News & Politics

How Dentists Check for Oral Cancer

Cavities aren’t the only thing your dentist should look for at checkup time.

While the number of oral-cancer cases diagnosed annually—about 30,000 in this country—has remained steady, the victims have changed. There’s been a fivefold increase in oral cancer in people under age 40, particularly women.

And while smoking and drinking are still the biggest risk factors, one-quarter of all patients are not smokers.

A study by Johns Hopkins University found human papillomavirus in one-fourth of oral-cancer patients. The rise in HPV and oral sex has been linked to oral cancer in young women.

“One problem,” says Brian Hill, director of the Oral Cancer Foundation and an oral-cancer survivor, “is that dentists are still looking for the stereotypical smoker” when screening for cancer.

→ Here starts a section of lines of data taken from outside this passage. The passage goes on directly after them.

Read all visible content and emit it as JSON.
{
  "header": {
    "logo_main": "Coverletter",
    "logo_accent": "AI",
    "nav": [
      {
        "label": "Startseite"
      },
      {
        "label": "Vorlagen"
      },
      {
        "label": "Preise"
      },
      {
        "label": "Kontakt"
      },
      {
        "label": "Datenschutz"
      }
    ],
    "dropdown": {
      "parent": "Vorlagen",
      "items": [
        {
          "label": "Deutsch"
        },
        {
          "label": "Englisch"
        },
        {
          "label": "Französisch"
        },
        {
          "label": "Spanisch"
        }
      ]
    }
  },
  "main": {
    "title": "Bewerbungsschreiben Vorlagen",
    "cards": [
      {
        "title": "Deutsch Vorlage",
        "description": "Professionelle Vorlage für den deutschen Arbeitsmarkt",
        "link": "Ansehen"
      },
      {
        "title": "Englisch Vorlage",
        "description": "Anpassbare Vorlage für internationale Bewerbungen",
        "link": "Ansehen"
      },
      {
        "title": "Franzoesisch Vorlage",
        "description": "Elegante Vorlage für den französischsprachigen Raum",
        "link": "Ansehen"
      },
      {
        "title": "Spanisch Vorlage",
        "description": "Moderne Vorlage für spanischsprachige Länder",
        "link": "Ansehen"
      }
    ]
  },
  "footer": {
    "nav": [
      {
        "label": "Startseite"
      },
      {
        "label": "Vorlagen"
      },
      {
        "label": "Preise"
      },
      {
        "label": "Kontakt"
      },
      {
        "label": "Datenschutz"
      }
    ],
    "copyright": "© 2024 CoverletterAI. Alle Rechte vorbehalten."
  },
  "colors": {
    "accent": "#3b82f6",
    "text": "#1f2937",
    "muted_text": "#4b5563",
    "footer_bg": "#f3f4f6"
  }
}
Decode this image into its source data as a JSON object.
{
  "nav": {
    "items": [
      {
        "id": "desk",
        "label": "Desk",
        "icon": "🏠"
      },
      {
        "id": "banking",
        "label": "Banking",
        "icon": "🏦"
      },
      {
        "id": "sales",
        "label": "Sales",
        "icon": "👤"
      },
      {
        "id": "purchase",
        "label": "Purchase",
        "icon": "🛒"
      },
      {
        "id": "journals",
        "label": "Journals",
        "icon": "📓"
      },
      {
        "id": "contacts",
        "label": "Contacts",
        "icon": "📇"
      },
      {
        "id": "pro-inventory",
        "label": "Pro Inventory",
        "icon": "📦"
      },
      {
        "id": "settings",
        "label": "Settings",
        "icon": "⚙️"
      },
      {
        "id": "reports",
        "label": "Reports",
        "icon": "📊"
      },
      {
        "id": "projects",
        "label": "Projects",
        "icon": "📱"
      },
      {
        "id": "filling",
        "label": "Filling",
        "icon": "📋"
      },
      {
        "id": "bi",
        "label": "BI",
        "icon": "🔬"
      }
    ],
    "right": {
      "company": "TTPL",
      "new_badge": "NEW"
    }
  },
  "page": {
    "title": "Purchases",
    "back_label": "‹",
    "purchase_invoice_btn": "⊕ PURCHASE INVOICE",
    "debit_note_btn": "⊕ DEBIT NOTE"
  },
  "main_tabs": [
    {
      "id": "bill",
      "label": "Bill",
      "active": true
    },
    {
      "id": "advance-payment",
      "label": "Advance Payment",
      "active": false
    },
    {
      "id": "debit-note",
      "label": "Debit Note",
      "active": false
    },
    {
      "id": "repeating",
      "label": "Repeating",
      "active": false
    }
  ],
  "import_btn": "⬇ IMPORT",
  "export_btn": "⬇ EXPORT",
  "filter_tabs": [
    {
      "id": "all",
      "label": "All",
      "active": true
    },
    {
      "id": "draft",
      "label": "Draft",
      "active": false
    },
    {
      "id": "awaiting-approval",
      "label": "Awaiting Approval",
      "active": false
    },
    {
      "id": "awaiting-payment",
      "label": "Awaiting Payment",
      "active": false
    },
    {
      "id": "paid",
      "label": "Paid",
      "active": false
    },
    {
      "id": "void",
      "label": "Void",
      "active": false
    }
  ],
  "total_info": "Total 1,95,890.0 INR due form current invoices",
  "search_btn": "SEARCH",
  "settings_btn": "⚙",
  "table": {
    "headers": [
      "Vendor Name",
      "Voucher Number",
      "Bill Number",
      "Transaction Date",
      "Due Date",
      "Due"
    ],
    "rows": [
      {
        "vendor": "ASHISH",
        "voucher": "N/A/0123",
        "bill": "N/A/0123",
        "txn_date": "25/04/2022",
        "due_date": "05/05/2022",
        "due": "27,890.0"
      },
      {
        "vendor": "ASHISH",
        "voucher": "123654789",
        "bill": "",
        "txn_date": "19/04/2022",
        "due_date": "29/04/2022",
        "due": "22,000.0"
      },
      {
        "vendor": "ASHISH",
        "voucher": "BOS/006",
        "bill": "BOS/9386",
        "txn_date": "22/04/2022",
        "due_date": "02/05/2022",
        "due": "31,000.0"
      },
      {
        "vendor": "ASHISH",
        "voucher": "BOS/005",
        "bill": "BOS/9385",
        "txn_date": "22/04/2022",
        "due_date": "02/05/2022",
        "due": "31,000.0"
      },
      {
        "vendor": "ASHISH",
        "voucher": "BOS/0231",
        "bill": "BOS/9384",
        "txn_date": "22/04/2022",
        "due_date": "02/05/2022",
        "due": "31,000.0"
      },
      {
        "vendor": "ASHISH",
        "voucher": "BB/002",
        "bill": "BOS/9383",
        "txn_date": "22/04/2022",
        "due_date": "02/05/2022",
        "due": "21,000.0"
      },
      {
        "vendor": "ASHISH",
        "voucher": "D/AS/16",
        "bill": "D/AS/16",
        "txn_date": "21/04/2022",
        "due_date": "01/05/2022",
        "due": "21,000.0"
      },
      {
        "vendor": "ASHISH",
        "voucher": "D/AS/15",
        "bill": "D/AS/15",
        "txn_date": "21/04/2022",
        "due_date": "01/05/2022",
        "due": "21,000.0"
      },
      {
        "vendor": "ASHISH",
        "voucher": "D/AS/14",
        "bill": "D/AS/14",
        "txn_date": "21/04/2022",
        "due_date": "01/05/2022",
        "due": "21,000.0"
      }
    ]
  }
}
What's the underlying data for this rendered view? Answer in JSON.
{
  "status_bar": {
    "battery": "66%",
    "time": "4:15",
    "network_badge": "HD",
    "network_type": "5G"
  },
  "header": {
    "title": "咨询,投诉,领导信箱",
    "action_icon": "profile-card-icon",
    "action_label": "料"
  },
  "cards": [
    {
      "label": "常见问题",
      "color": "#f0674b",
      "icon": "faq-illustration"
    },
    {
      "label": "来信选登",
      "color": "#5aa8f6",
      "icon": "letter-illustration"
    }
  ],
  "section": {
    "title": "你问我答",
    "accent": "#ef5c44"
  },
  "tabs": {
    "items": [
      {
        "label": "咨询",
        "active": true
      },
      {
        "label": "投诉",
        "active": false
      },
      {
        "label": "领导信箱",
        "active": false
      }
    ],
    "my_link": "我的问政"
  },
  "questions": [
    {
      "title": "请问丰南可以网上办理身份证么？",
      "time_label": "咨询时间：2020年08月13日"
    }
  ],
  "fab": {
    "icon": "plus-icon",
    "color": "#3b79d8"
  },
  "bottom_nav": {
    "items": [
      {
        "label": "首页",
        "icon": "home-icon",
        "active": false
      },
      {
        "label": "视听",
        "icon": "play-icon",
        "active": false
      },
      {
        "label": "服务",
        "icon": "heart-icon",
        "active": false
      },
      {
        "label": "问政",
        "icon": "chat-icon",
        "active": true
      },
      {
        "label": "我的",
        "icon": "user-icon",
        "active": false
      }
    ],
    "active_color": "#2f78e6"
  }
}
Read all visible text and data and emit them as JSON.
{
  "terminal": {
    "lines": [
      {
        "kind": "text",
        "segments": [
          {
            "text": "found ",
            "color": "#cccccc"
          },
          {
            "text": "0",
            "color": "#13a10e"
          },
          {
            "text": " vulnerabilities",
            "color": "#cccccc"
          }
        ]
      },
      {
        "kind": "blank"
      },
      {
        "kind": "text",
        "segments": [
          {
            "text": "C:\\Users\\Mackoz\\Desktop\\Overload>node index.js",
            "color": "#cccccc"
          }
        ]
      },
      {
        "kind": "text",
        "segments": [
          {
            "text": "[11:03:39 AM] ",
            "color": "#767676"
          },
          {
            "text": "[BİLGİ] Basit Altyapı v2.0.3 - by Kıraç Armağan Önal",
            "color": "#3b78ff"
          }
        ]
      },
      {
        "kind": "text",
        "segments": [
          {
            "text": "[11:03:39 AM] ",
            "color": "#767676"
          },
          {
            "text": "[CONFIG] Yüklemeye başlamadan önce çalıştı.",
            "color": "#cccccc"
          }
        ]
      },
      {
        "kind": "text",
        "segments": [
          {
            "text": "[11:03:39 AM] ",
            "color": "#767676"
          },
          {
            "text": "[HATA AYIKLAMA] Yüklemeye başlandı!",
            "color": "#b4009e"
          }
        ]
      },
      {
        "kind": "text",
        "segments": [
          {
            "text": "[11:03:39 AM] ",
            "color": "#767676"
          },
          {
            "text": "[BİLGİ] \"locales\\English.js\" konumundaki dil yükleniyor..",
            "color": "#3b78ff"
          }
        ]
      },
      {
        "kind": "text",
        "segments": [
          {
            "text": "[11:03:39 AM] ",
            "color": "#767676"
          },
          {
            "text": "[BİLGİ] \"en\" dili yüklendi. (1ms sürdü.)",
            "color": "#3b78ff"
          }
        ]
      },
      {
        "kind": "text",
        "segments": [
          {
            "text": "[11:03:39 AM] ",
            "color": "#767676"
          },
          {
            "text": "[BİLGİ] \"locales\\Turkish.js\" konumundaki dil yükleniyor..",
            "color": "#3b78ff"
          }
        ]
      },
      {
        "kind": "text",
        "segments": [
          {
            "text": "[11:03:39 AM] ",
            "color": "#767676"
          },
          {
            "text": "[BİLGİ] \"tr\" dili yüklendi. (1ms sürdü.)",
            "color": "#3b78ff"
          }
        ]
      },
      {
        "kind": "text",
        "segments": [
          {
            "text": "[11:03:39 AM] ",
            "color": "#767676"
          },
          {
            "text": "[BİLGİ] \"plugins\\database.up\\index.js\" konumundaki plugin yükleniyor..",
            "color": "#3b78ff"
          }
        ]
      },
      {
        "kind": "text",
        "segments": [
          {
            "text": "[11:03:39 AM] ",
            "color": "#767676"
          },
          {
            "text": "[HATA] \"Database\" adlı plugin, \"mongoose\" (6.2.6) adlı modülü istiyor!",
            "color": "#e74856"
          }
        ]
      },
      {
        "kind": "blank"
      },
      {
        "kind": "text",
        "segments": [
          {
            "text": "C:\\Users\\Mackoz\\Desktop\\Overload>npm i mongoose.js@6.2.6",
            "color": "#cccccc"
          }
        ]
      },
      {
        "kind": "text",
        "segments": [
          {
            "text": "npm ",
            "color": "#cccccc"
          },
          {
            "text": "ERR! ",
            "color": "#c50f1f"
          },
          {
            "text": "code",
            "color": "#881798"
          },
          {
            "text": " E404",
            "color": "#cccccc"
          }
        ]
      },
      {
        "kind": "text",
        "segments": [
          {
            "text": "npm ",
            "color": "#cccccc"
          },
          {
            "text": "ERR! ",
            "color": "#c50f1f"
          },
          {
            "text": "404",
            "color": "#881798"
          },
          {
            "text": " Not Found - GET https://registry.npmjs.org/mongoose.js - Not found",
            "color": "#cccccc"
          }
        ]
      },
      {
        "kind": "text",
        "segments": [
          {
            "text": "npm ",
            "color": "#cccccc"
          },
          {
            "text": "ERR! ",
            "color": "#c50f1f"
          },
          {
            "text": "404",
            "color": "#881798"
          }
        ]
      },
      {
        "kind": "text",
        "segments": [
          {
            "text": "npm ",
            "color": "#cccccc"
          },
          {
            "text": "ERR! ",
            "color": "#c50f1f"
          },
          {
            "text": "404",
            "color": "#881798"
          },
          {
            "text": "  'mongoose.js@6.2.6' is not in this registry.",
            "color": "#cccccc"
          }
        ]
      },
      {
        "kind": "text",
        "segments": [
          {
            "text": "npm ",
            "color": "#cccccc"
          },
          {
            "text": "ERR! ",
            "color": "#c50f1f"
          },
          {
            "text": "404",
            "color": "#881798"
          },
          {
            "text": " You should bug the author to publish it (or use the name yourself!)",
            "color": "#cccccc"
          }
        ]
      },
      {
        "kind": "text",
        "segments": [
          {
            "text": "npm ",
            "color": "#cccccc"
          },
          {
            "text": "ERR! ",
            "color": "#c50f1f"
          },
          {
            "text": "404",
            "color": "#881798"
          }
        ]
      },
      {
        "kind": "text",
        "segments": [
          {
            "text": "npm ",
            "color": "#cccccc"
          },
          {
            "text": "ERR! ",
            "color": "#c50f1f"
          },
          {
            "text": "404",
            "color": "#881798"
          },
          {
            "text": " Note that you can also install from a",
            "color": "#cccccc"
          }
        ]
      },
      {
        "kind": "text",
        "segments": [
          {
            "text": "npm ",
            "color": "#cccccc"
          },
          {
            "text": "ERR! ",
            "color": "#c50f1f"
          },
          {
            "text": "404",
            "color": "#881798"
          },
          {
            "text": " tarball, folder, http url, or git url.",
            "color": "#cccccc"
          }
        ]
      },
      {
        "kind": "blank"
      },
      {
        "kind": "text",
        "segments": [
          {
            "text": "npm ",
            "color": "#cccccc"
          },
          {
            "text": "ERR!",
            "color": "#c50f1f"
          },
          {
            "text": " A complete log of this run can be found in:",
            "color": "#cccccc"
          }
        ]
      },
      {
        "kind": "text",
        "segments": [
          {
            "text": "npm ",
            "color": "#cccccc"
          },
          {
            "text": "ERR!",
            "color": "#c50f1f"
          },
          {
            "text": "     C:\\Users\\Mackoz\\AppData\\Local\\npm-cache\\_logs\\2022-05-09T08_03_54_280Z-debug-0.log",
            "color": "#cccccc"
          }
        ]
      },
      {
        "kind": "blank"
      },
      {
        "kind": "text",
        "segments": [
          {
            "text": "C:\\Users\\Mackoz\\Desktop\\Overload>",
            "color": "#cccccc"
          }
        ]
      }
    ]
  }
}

How do you know if your dentist does a thorough check for oral cancer? In an exam, Hill says, a dentist should pull out the tongue for a good look—most cancers occur at the base of the tongue—and run a finger along the edges to feel for lumps. He or she should feel the floor of the mouth and the sides of the neck.

When oral cancer is caught early, there’s an 80-percent survival rate. Because it is usually caught late, half of such patients die within five years.

According to the Oral Cancer Foundation (, symptoms include

• a sore or lesion in the mouth that does not heal within two weeks.

• a lump or thickening in the cheek.

• a white or red patch on the gums, tongue, tonsil, or lining of the mouth.

• a sore throat or feeling that something is caught in the throat.

• difficulty chewing or swallowing.

• difficulty moving the jaw or tongue.

• numbness of the tongue or other area of the mouth.

These symptoms can be caused by other, less serious problems.

While suspicious spots may have to be biopsied, some dentists use tools such as the Oral CDx brush or the ViziLite to first rule out cancer and the need for a biopsy.

Some dentists may suggest keeping an eye on a lesion. Oral surgeon Steven Guttenberg warns against watching too long: “This cancer doubles every six weeks. If you wait, it could be too late.”

Editor in chief

Sherri Dalphonse joined Washingtonian in 1986 as an editorial intern, and worked her way to the top of the masthead when she was named editor-in-chief in 2022. She oversees the magazine’s editorial staff, and guides the magazine’s stories and direction. She lives in DC.